━━━━━ Exercise data ━━━━━

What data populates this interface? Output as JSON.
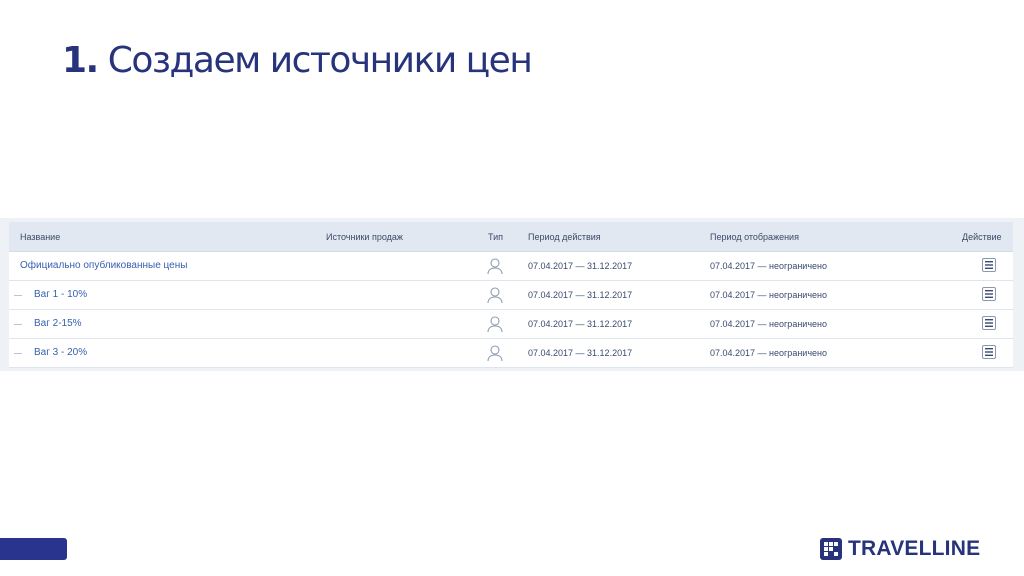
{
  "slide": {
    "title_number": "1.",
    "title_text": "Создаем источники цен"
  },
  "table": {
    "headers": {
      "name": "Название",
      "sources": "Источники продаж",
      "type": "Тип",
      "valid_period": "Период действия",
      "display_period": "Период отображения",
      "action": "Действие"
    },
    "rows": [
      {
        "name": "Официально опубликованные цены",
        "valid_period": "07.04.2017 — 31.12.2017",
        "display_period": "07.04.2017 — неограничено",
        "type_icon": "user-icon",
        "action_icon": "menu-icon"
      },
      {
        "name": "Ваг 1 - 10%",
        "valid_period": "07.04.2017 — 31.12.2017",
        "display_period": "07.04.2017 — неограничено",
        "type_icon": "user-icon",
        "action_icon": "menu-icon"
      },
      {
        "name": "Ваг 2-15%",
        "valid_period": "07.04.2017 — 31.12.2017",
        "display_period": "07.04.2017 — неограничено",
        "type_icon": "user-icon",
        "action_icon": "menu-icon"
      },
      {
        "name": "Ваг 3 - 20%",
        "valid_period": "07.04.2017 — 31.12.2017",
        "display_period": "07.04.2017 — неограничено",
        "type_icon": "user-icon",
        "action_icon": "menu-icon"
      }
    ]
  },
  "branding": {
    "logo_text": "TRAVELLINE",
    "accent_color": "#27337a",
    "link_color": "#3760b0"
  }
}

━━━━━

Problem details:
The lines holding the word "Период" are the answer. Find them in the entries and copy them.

Written solution:
      "valid_period": "Период действия",
      "display_period": "Период отображения",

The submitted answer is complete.